I think it is a cause for celebration when a trans-man wears a simple black suit. It is a stark icon set against the systemic lack of support that trans people receive from the wider society. But Page’s suit holds more symbolic meaning than just that. On the lapel, he sported a green rose. It was likely meant to be something that might have been just another accessory purely for aesthetics: on any other celebrity it just might be. But it has a hidden meaning. In the times of Oscar Wilde, when being gay was punishable by a long prison sentence (what’s changed?), to mask their identities in public, gay men used to wear green carnations to mark them out as queer to other gay men. It was a secret symbol within the community, one that indicated welcomeness. It was a sign that was popularized by Wilde himself, who was punished for being gay and sentenced to prison, a trial which ultimately killed him.

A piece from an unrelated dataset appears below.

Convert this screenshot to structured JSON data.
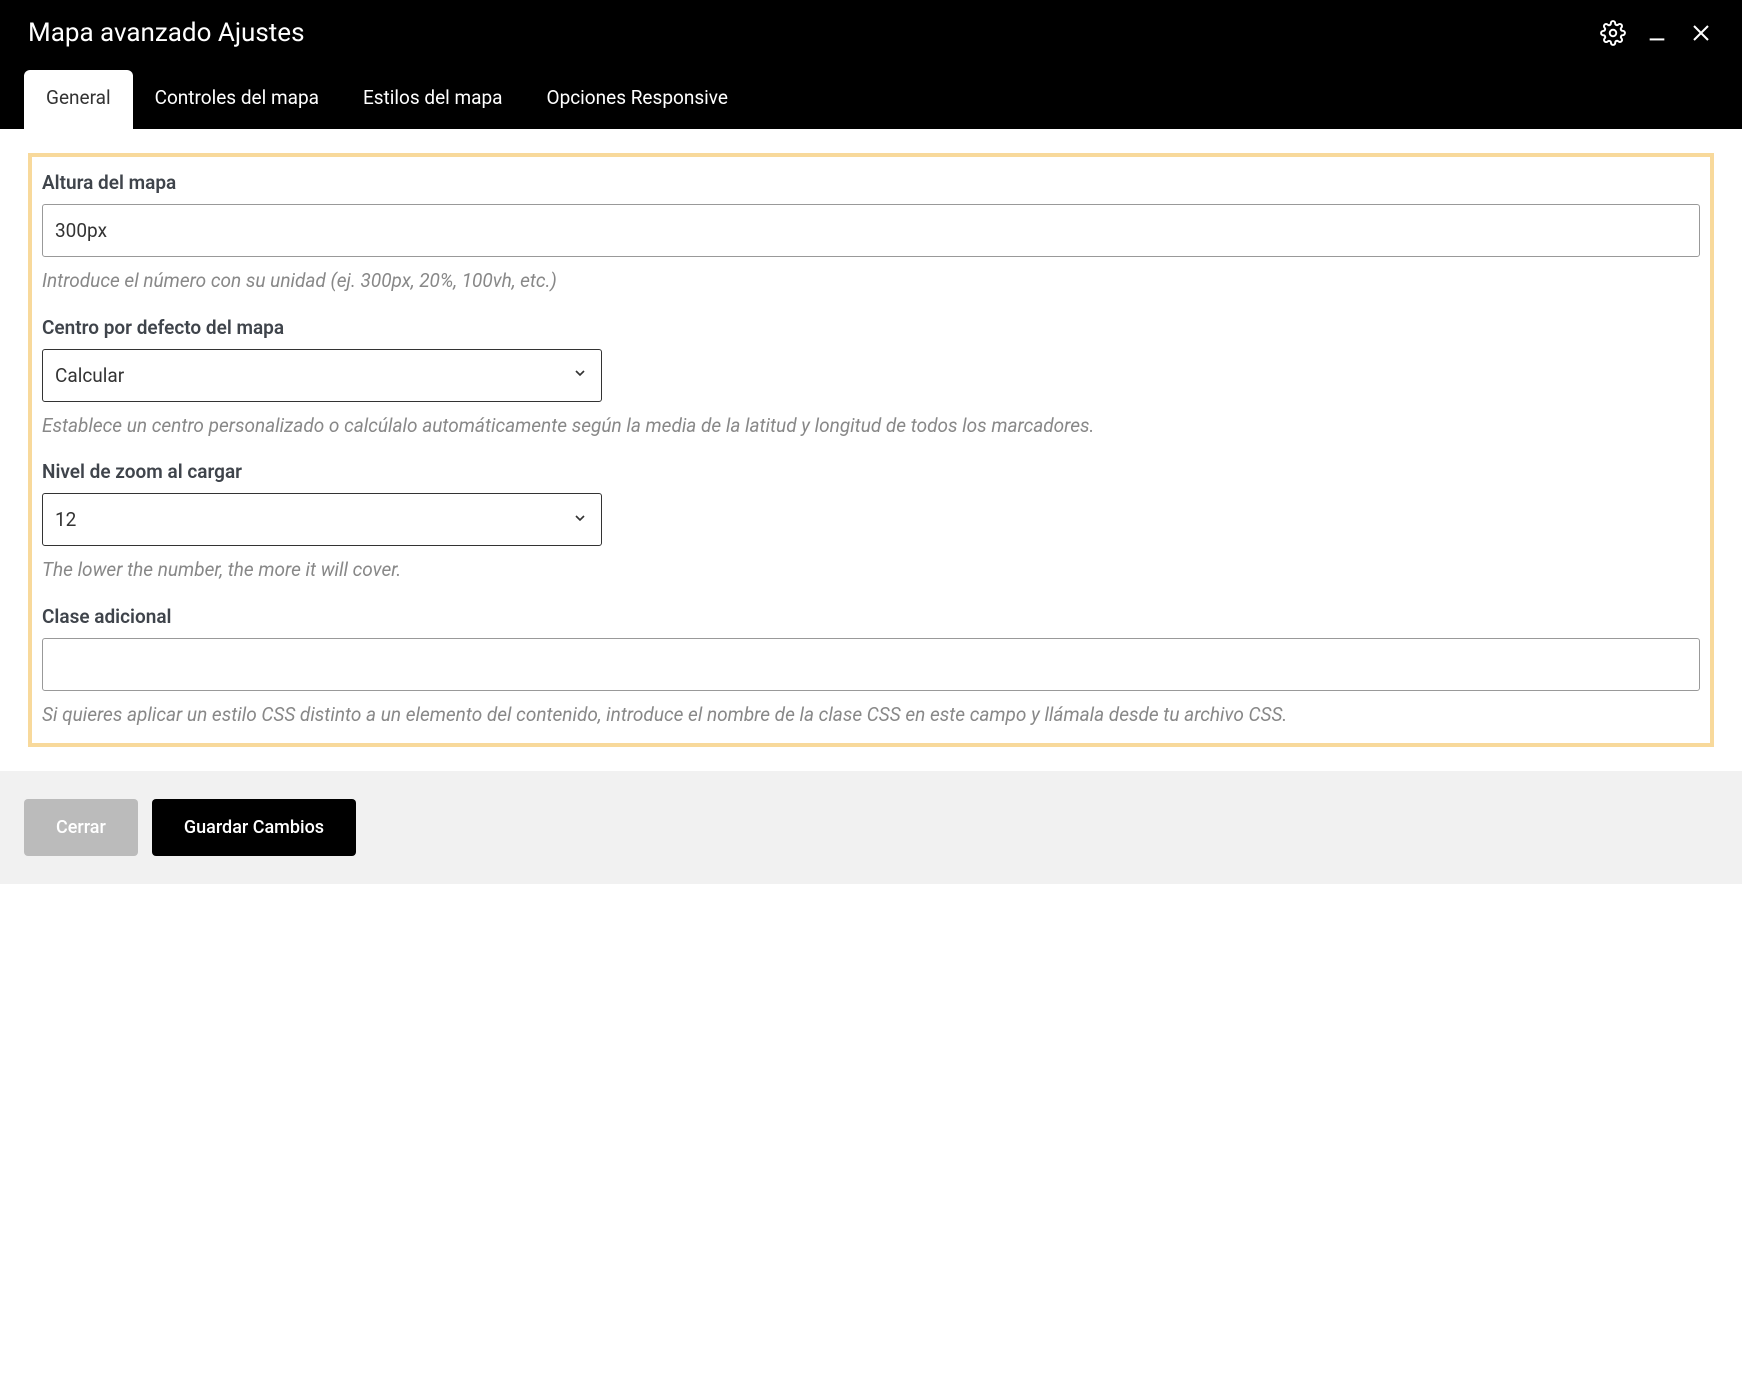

But Elliot Page was wearing a green rose, not carnation. Does that still indicate something? Yes. It is likely a reference to the line “Give Us Our Roses While We’re Still Here”, a line from an art piece by B. Parker, a trans person of colour from New Orleans who made it for the Transgender Day of Remembrance. They made the piece, and wrote the quote, because,
“Roses can be a symbol of friendship, love, and acknowledgement of achievement, but are often associated with mourning the loss of someone close to us. Reframing the giving of roses in relation to trans lives immediately lets people know that we want to be cherished and honoured while we walk the earth.”
This incredibly melancholic and hopeful message resonated in the rose worn by Elliot Page. It was a representation of their transness, and in their first public event as a transmasculine person, wearing a suit is not a bad start.